PARIS -- What did Louis XVI's younger brother, the composer Cole Porter and the British-French financier James Goldsmith have in common? One of the most surprising properties in the aristocratic district of Faubourg Saint-Germain: a secluded house and garden hidden away near the Invalides, on the Left Bank.
A visitor approaching from the street first sees a traditional 19th-century apartment building. But, through a large wooden gate at the end of the building's cobbled courtyard stands the unexpected: a white-brick, half-timbered structure that looks like it might have been plucked from the Normandy countryside and deposited in the center of Paris.
Built for Monsieur, as the Comte de Provence was known, the property dates to the construction of a stables complex that he commissioned from the architect Alexandre Brongniart in 1777-78. Mr. Brongniart went on to design several mansions nearby that became landmarks on the rue Monsieur, the street named for his patron.
(Unlike his brother, Monsieur escaped the Revolution to reign later as Louis XVIII.)

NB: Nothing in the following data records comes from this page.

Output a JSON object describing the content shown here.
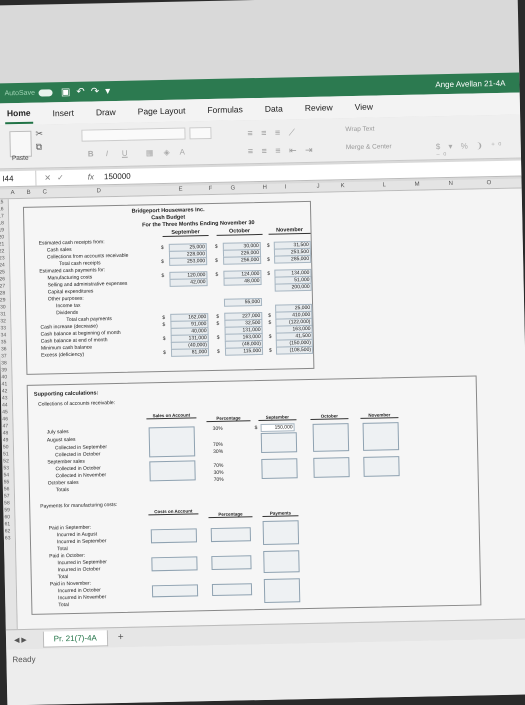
{
  "titlebar": {
    "autosave": "AutoSave",
    "user": "Ange Avellan 21-4A"
  },
  "tabs": [
    "Home",
    "Insert",
    "Draw",
    "Page Layout",
    "Formulas",
    "Data",
    "Review",
    "View"
  ],
  "ribbon": {
    "paste": "Paste",
    "wrap_text": "Wrap Text",
    "merge_center": "Merge & Center"
  },
  "formula_bar": {
    "name_box": "I44",
    "fx": "fx",
    "value": "150000"
  },
  "columns": [
    "A",
    "B",
    "C",
    "D",
    "E",
    "F",
    "G",
    "H",
    "I",
    "J",
    "K",
    "L",
    "M",
    "N",
    "O"
  ],
  "rows": [
    "15",
    "16",
    "17",
    "18",
    "19",
    "20",
    "21",
    "22",
    "23",
    "24",
    "25",
    "26",
    "27",
    "28",
    "29",
    "30",
    "31",
    "32",
    "33",
    "34",
    "35",
    "36",
    "37",
    "38",
    "39",
    "40",
    "41",
    "42",
    "43",
    "44",
    "45",
    "46",
    "47",
    "48",
    "49",
    "50",
    "51",
    "52",
    "53",
    "54",
    "55",
    "56",
    "57",
    "58",
    "59",
    "60",
    "61",
    "62",
    "63"
  ],
  "budget": {
    "company": "Bridgeport Housewares Inc.",
    "title": "Cash Budget",
    "period": "For the Three Months Ending November 30",
    "months": [
      "September",
      "October",
      "November"
    ],
    "labels": {
      "receipts_from": "Estimated cash receipts from:",
      "cash_sales": "Cash sales",
      "collections": "Collections from accounts receivable",
      "total_receipts": "Total cash receipts",
      "payments_for": "Estimated cash payments for:",
      "manufacturing": "Manufacturing costs",
      "selling": "Selling and administrative expenses",
      "capital": "Capital expenditures",
      "other": "Other purposes:",
      "income_tax": "Income tax",
      "dividends": "Dividends",
      "total_payments": "Total cash payments",
      "increase": "Cash increase (decrease)",
      "beginning": "Cash balance at beginning of month",
      "end": "Cash balance at end of month",
      "minimum": "Minimum cash balance",
      "excess": "Excess (deficiency)"
    },
    "currency": "$",
    "sep": {
      "cash_sales": "25,000",
      "collections": "228,000",
      "total_receipts": "253,000",
      "manufacturing": "120,000",
      "selling": "42,000",
      "increase": "91,000",
      "beginning": "40,000",
      "end": "131,000",
      "minimum": "(40,000)",
      "excess": "81,000",
      "total_payments": "162,000"
    },
    "oct": {
      "cash_sales": "30,000",
      "collections": "226,000",
      "total_receipts": "256,000",
      "manufacturing": "124,000",
      "selling": "48,000",
      "income_tax": "55,000",
      "total_payments": "227,000",
      "increase": "32,500",
      "beginning": "131,000",
      "end": "163,000",
      "minimum": "(48,000)",
      "excess": "115,000"
    },
    "nov": {
      "cash_sales": "31,500",
      "collections": "253,500",
      "total_receipts": "285,000",
      "manufacturing": "134,000",
      "selling": "51,000",
      "capital": "200,000",
      "dividends": "25,000",
      "total_payments": "410,000",
      "increase": "(122,000)",
      "beginning": "163,000",
      "end": "41,500",
      "minimum": "(150,000)",
      "excess": "(108,500)"
    }
  },
  "support": {
    "title": "Supporting calculations:",
    "collections_title": "Collections of accounts receivable:",
    "sales_on_account": "Sales on Account",
    "percentage": "Percentage",
    "months": [
      "September",
      "October",
      "November"
    ],
    "rows": [
      "July sales",
      "August sales",
      "Collected in September",
      "Collected in October",
      "September sales",
      "Collected in October",
      "Collected in November",
      "October sales",
      "Totals"
    ],
    "pcts": [
      "30%",
      "70%",
      "30%",
      "70%",
      "30%",
      "70%"
    ],
    "sep_value": "150,000",
    "currency": "$",
    "payments_title": "Payments for manufacturing costs:",
    "costs_on_account": "Costs on Account",
    "payments": "Payments",
    "pay_rows": [
      "Paid in September:",
      "Incurred in August",
      "Incurred in September",
      "Total",
      "Paid in October:",
      "Incurred in September",
      "Incurred in October",
      "Total",
      "Paid in November:",
      "Incurred in October",
      "Incurred in November",
      "Total"
    ]
  },
  "sheet_tab": "Pr. 21(7)-4A",
  "status": "Ready"
}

What remained of the original design was a converted stable and the residence, most probably once used by the count's écuyer, or equerry in charge. By the 20th century, the two buildings had been merged into a desirable townhouse with more than 20 rooms in a bucolic setting that includes a garden covering 500 square meters, or 5,382 square feet.
Porter, the Yale-educated scion of a wealthy family from Indiana, came to France in 1917 to join the Foreign Legion, though there is skepticism about this. After his marriage to Linda Lee Thomas in 1919, the couple moved into the Left Bank property. The Porters decorated lavishly: Platinum paper covered the walls and zebra skins upholstered the furniture in interiors that were reflected in dozens of mirrors.

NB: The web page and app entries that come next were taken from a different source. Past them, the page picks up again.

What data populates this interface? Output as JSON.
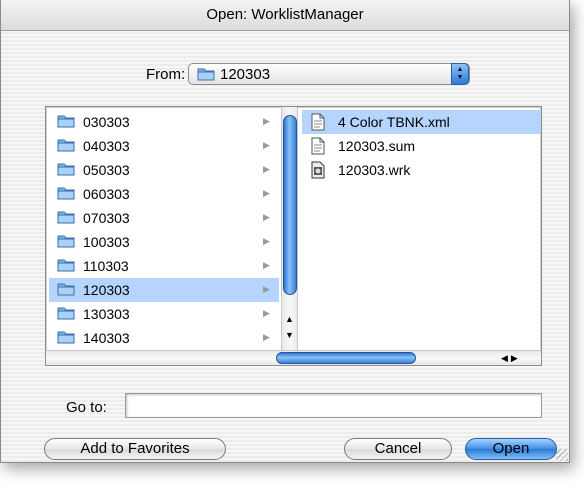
{
  "window": {
    "title": "Open: WorklistManager"
  },
  "from": {
    "label": "From:",
    "selected": "120303"
  },
  "folders": [
    {
      "name": "030303",
      "selected": false
    },
    {
      "name": "040303",
      "selected": false
    },
    {
      "name": "050303",
      "selected": false
    },
    {
      "name": "060303",
      "selected": false
    },
    {
      "name": "070303",
      "selected": false
    },
    {
      "name": "100303",
      "selected": false
    },
    {
      "name": "110303",
      "selected": false
    },
    {
      "name": "120303",
      "selected": true
    },
    {
      "name": "130303",
      "selected": false
    },
    {
      "name": "140303",
      "selected": false
    }
  ],
  "files": [
    {
      "name": "4 Color TBNK.xml",
      "icon": "document-icon",
      "selected": true
    },
    {
      "name": "120303.sum",
      "icon": "document-icon",
      "selected": false
    },
    {
      "name": "120303.wrk",
      "icon": "app-document-icon",
      "selected": false
    }
  ],
  "goto": {
    "label": "Go to:",
    "value": ""
  },
  "buttons": {
    "add_favorites": "Add to Favorites",
    "cancel": "Cancel",
    "open": "Open"
  },
  "colors": {
    "selection": "#b5d5ff",
    "accent": "#3f8ee4"
  }
}
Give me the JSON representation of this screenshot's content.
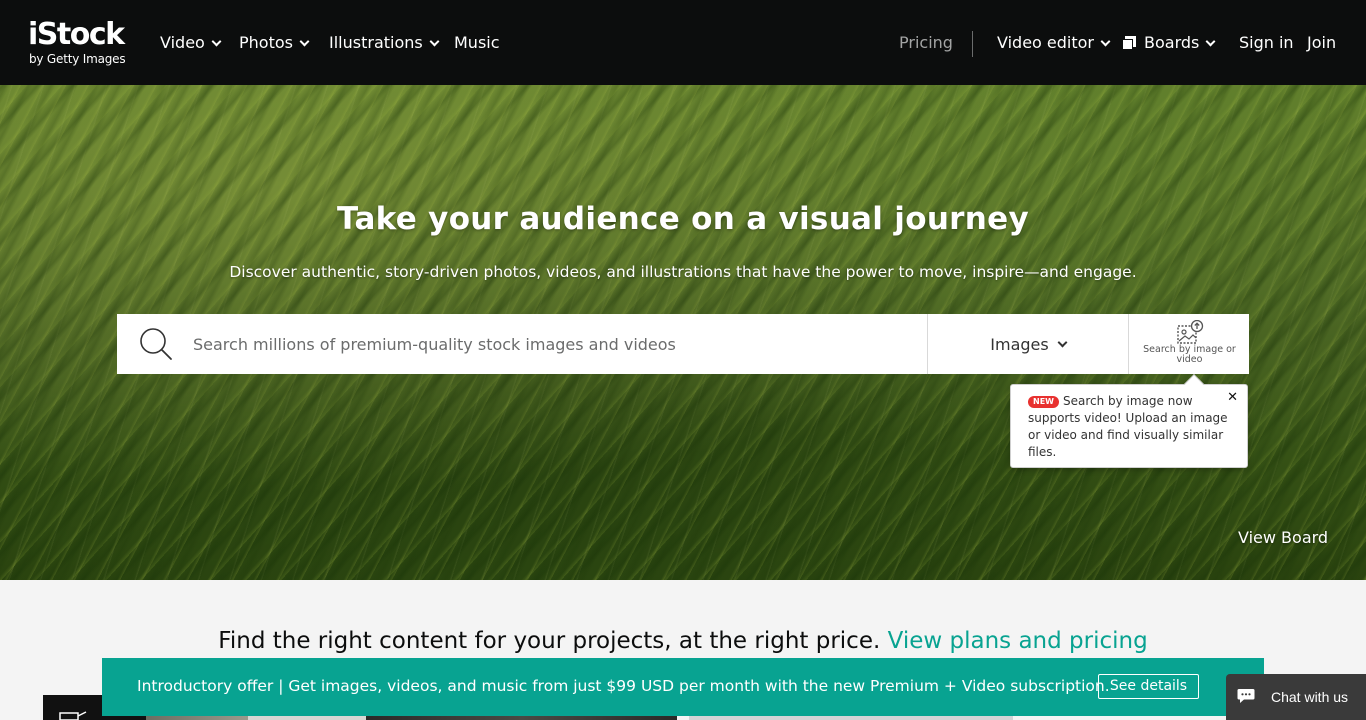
{
  "header": {
    "logo": {
      "main": "iStock",
      "sub": "by Getty Images"
    },
    "nav_left": [
      "Video",
      "Photos",
      "Illustrations",
      "Music"
    ],
    "pricing": "Pricing",
    "video_editor": "Video editor",
    "boards": "Boards",
    "sign_in": "Sign in",
    "join": "Join"
  },
  "hero": {
    "title": "Take your audience on a visual journey",
    "subtitle": "Discover authentic, story-driven photos, videos, and illustrations that have the power to move, inspire—and engage.",
    "search": {
      "placeholder": "Search millions of premium-quality stock images and videos",
      "type_selected": "Images",
      "image_search_label": "Search by image or video"
    },
    "tooltip": {
      "badge": "NEW",
      "text": "Search by image now supports video! Upload an image or video and find visually similar files.",
      "close": "✕"
    },
    "view_board": "View Board"
  },
  "pricing_line": {
    "text": "Find the right content for your projects, at the right price.",
    "link": "View plans and pricing"
  },
  "promo": {
    "text": "Introductory offer | Get images, videos, and music from just $99 USD per month with the new Premium + Video subscription.",
    "button": "See details"
  },
  "chat": {
    "label": "Chat with us"
  },
  "colors": {
    "header_bg": "#0c0d0d",
    "accent_teal": "#08a391",
    "badge_red": "#e8312f",
    "chat_bg": "#3a3a3a"
  },
  "icons": [
    "search-icon",
    "chevron-down-icon",
    "boards-icon",
    "image-search-icon",
    "close-icon",
    "chat-bubble-icon"
  ]
}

And they entertained extravagantly, bringing the Ballets Russes from Monte Carlo to dance before their guests and giving garden fêtes orchestrated by the society party hostess Elsa Maxwell with F. Scott Fitzgerald and Ernest Hemingway reportedly in attendance.
Living well in Paris apparently stimulated the composer's creativity, with "Paris" (1928) beginning a string of Broadway successes and songs like "Anything Goes" and "Night and Day," just a couple of the celebrated melodies written during his Paris period, which continued even after the Porters left the city in 1939.
The house and garden today reflect its previous owner, Mr. Goldsmith, who bought the property in 1972.
He also had homes in London, Spain and Mexico and a personal life as tumultuous as his professional one of financial coups and political crusades. Mr. Goldsmith married three times and had eight children, including two by his last mistress, a beautiful French aristocrat.
Since his death in 1997, at 64, "the family has continued to use the house, but they don't come often and have now decided to put it on the market," said Nicolas Hug of Menager-Hug, the Paris agents exclusively handling the sale.
The asking price is about €40 million, or about $51.6 million.
Most of the 766 square meters of living space is spread over two levels, with the ground level divided into two wings. Upstairs, the wings are linked.
Three large reception areas or living rooms dominate the layout. There is also a wood-paneled library, a dining room, a kitchen and 10 bedrooms, 6 bathrooms, 5 dressing rooms, a secretarial office and staff quarters.
One remarkable feature is the large ground-floor living room with a beamed ceiling, now used as a home cinema, whose four double French windows open onto the terrace and garden. Another is the master suite, with its own large living room/study, spacious bedroom, grand dressing room, large bathroom and gym.
In the tower at the top of the house is a suite of two children's bedrooms, a bath and a playroom with a child-size cabin snuggled in under the eaves.
In the opposite wing, stairs lead to a small two-bedroom apartment suitable for children, guests or staff members.
Almost every room in the house has a striking view of the garden and, from the upper floors, the panorama includes the unbroken enfilade of neighboring gardens. Fringed by mature sycamores, lindens and shrubs, the large lawn is protected by an ivy-covered wall.
Three pavilions in the inner courtyard have been converted to guest bedroom and bathroom suites; a fourth houses an office.
"It's like living in the country with the luxury of being in the middle of Paris," Mr. Hug said. "And it's superprotected. From the outside, you can't imagine anything like this is here."homes
This article originally appeared in The New York Times.